Data records for software interfaces:
┄┄┄┄┄┄┄┄┄┄┄┄┄┄┄┄┄┄┄┄

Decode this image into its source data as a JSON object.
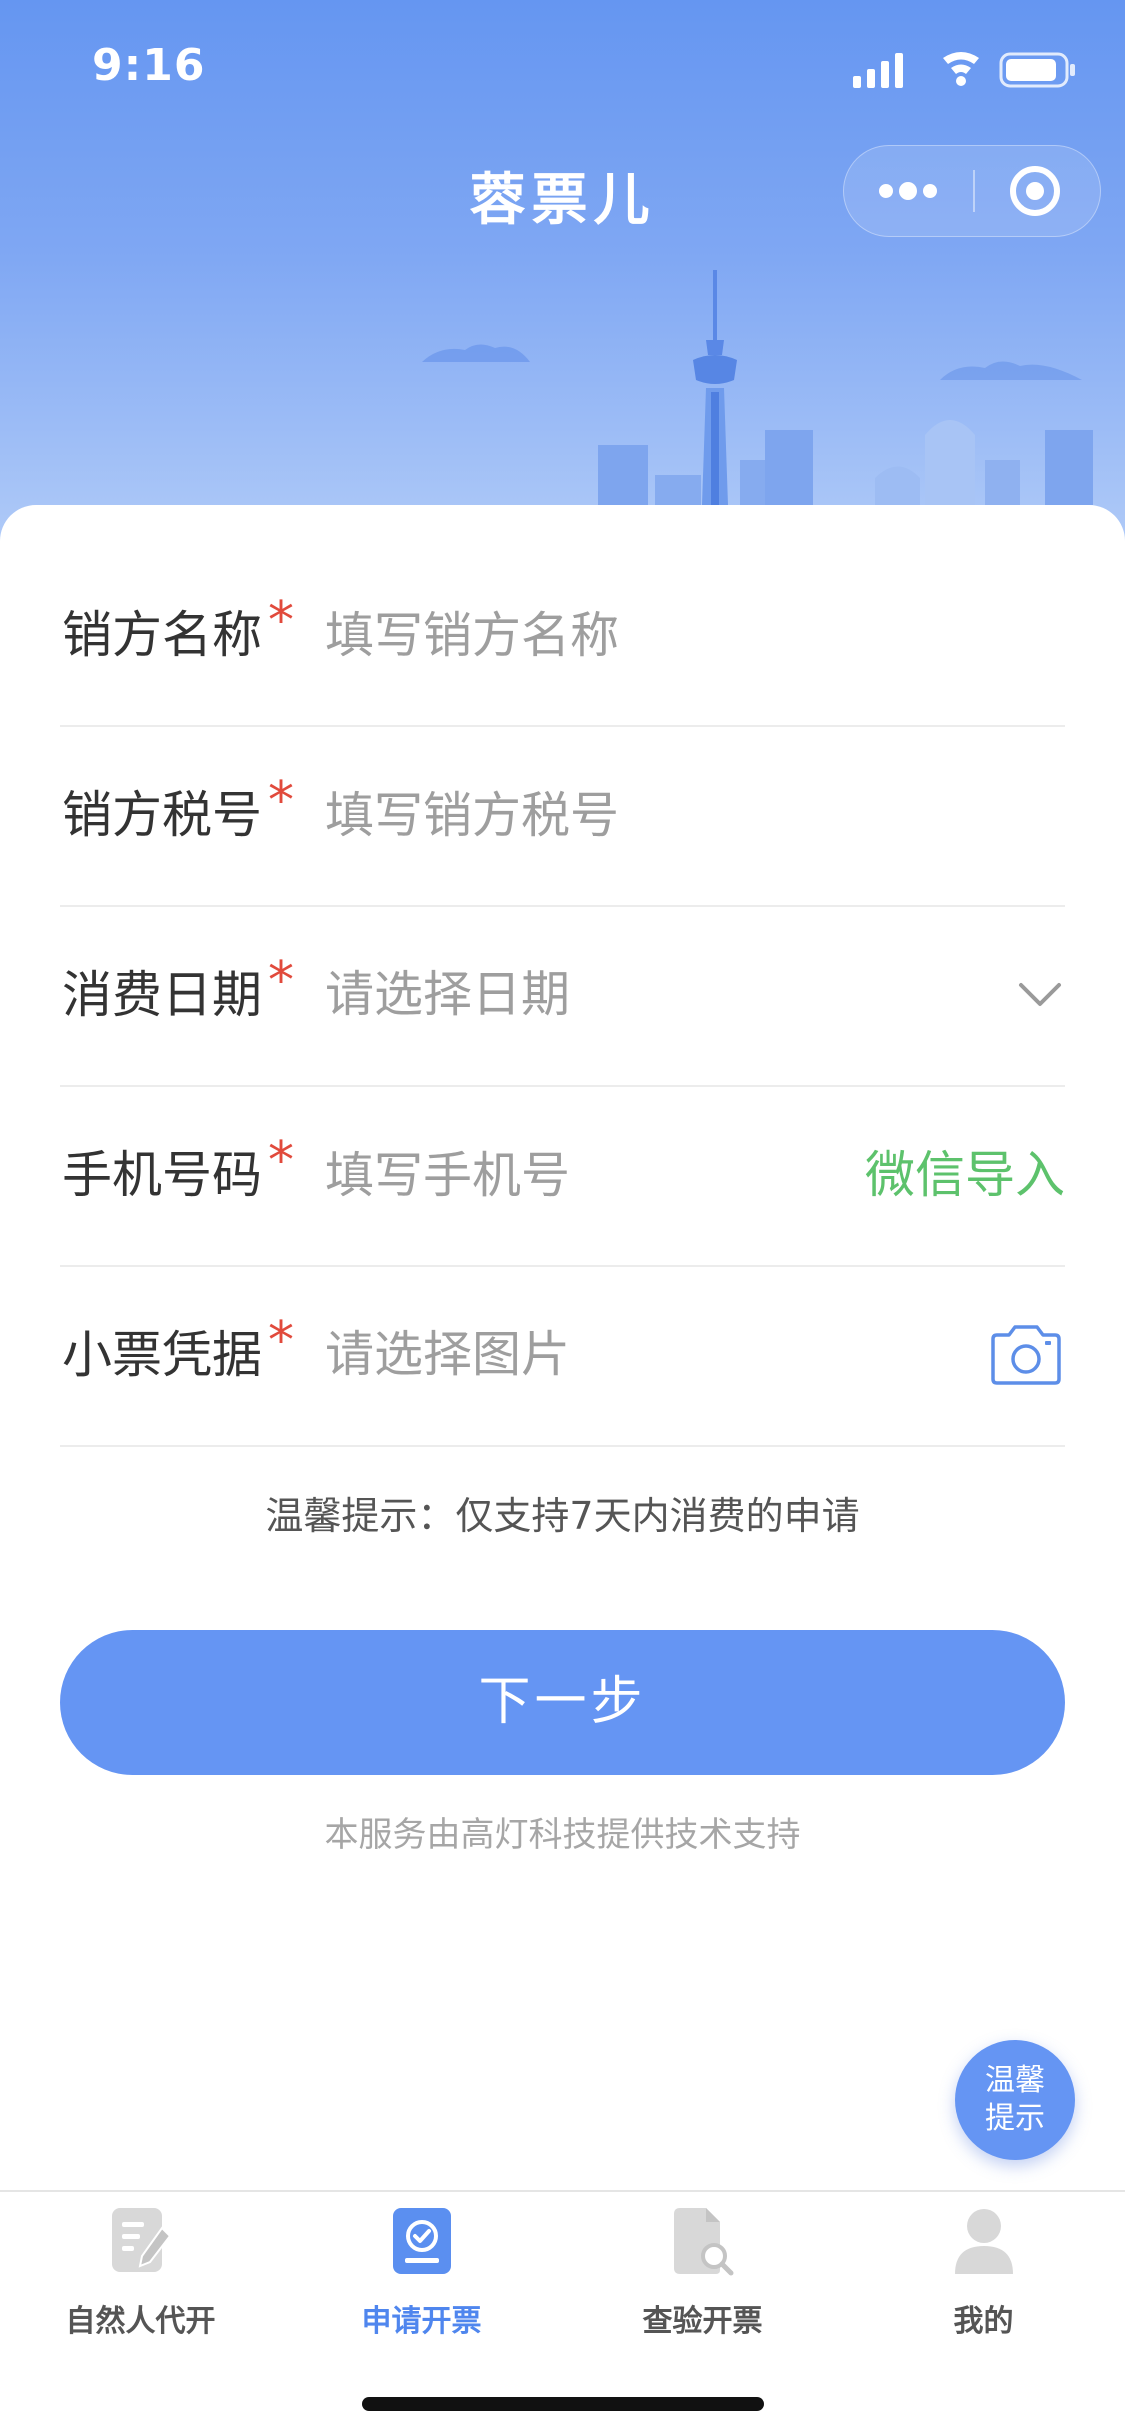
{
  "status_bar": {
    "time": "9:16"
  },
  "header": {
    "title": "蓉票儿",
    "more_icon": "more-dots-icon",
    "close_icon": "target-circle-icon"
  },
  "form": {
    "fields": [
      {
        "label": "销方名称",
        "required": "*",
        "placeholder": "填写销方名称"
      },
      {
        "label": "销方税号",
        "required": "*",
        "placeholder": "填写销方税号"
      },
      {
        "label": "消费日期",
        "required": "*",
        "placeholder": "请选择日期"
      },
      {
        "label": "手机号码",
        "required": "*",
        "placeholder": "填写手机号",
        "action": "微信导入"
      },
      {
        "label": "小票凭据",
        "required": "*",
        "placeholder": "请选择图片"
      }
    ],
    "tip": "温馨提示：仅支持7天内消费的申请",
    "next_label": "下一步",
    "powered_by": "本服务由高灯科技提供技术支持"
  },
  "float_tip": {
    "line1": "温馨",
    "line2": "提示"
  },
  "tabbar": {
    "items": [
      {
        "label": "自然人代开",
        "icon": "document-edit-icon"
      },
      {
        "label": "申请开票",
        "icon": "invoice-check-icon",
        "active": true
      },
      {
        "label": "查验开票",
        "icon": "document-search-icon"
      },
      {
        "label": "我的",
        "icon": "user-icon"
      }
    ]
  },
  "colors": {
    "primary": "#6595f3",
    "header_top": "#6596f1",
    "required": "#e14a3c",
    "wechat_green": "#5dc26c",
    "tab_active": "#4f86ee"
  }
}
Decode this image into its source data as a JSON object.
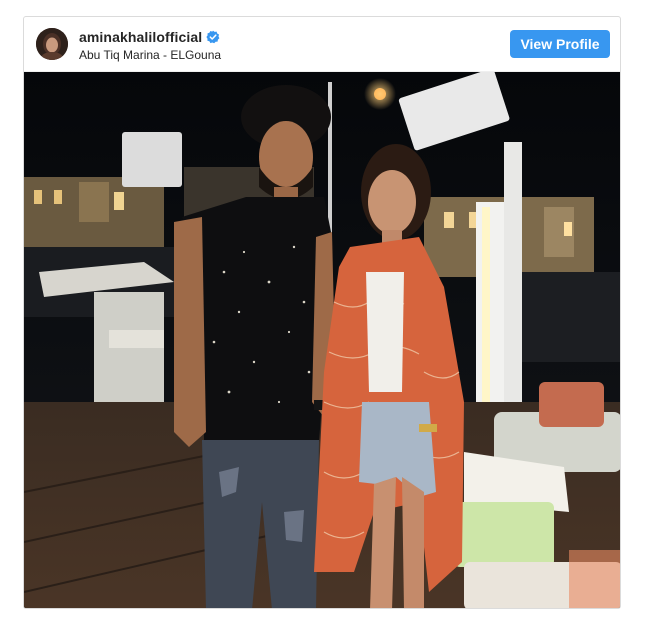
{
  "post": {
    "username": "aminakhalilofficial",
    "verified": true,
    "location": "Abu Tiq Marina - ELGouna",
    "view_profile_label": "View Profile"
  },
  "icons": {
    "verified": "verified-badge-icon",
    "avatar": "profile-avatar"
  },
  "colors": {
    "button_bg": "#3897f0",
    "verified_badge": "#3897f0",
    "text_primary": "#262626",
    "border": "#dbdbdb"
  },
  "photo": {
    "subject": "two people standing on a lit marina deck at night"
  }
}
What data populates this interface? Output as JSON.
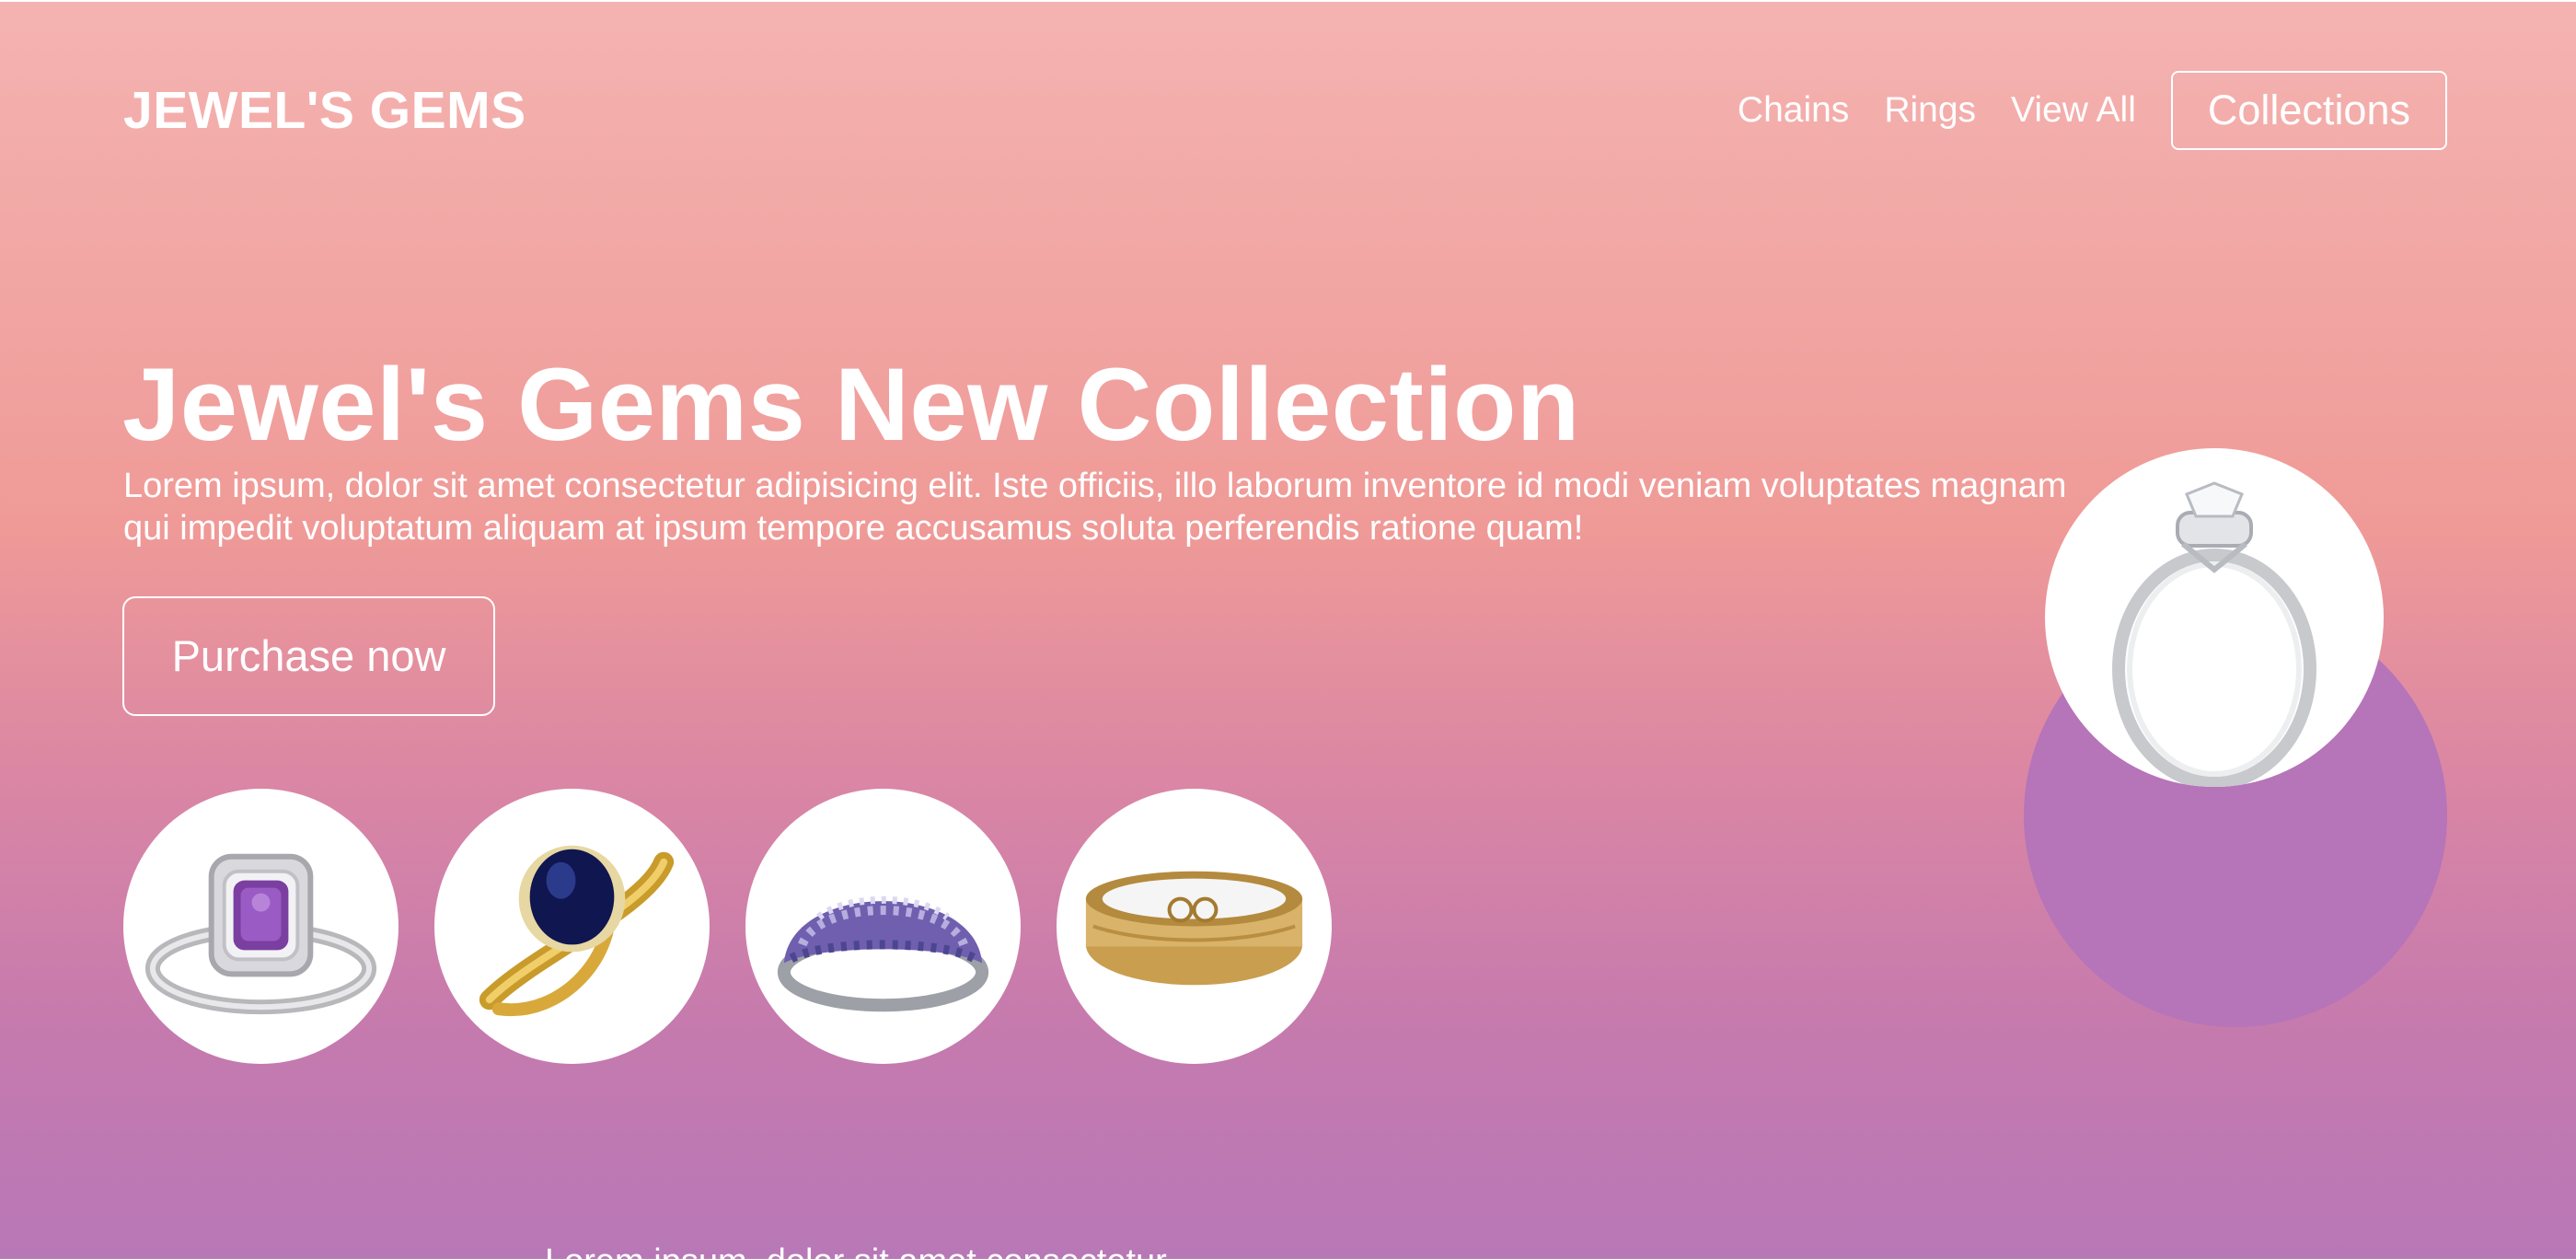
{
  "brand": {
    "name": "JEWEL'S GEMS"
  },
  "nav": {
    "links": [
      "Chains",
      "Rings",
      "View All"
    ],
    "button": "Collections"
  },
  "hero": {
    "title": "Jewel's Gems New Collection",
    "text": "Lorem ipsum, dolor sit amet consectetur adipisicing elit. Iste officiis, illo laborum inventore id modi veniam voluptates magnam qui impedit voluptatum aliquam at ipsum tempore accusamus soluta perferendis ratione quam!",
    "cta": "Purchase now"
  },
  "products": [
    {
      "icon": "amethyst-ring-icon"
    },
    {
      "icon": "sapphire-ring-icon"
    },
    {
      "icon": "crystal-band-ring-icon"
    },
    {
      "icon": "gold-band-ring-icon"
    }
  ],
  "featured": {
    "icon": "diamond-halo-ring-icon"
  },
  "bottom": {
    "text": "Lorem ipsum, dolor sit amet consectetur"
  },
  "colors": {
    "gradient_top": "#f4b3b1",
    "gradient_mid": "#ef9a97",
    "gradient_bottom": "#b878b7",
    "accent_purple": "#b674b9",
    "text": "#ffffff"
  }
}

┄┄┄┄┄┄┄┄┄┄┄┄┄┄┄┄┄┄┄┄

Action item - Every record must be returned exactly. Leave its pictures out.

Result -
Decode this image into its source data as a JSON object.
{
  "status_bar": {
    "time": "9:16"
  },
  "header": {
    "title": "蓉票儿",
    "more_icon": "more-dots-icon",
    "close_icon": "target-circle-icon"
  },
  "form": {
    "fields": [
      {
        "label": "销方名称",
        "required": "*",
        "placeholder": "填写销方名称"
      },
      {
        "label": "销方税号",
        "required": "*",
        "placeholder": "填写销方税号"
      },
      {
        "label": "消费日期",
        "required": "*",
        "placeholder": "请选择日期"
      },
      {
        "label": "手机号码",
        "required": "*",
        "placeholder": "填写手机号",
        "action": "微信导入"
      },
      {
        "label": "小票凭据",
        "required": "*",
        "placeholder": "请选择图片"
      }
    ],
    "tip": "温馨提示：仅支持7天内消费的申请",
    "next_label": "下一步",
    "powered_by": "本服务由高灯科技提供技术支持"
  },
  "float_tip": {
    "line1": "温馨",
    "line2": "提示"
  },
  "tabbar": {
    "items": [
      {
        "label": "自然人代开",
        "icon": "document-edit-icon"
      },
      {
        "label": "申请开票",
        "icon": "invoice-check-icon",
        "active": true
      },
      {
        "label": "查验开票",
        "icon": "document-search-icon"
      },
      {
        "label": "我的",
        "icon": "user-icon"
      }
    ]
  },
  "colors": {
    "primary": "#6595f3",
    "header_top": "#6596f1",
    "required": "#e14a3c",
    "wechat_green": "#5dc26c",
    "tab_active": "#4f86ee"
  }
}
Decode this image into its source data as a JSON object.
{
  "post": {
    "username": "aminakhalilofficial",
    "verified": true,
    "location": "Abu Tiq Marina - ELGouna",
    "view_profile_label": "View Profile"
  },
  "icons": {
    "verified": "verified-badge-icon",
    "avatar": "profile-avatar"
  },
  "colors": {
    "button_bg": "#3897f0",
    "verified_badge": "#3897f0",
    "text_primary": "#262626",
    "border": "#dbdbdb"
  },
  "photo": {
    "subject": "two people standing on a lit marina deck at night"
  }
}
What data populates this interface? Output as JSON.
{
  "brand": {
    "name": "JEWEL'S GEMS"
  },
  "nav": {
    "links": [
      "Chains",
      "Rings",
      "View All"
    ],
    "button": "Collections"
  },
  "hero": {
    "title": "Jewel's Gems New Collection",
    "text": "Lorem ipsum, dolor sit amet consectetur adipisicing elit. Iste officiis, illo laborum inventore id modi veniam voluptates magnam qui impedit voluptatum aliquam at ipsum tempore accusamus soluta perferendis ratione quam!",
    "cta": "Purchase now"
  },
  "products": [
    {
      "icon": "amethyst-ring-icon"
    },
    {
      "icon": "sapphire-ring-icon"
    },
    {
      "icon": "crystal-band-ring-icon"
    },
    {
      "icon": "gold-band-ring-icon"
    }
  ],
  "featured": {
    "icon": "diamond-halo-ring-icon"
  },
  "bottom": {
    "text": "Lorem ipsum, dolor sit amet consectetur"
  },
  "colors": {
    "gradient_top": "#f4b3b1",
    "gradient_mid": "#ef9a97",
    "gradient_bottom": "#b878b7",
    "accent_purple": "#b674b9",
    "text": "#ffffff"
  }
}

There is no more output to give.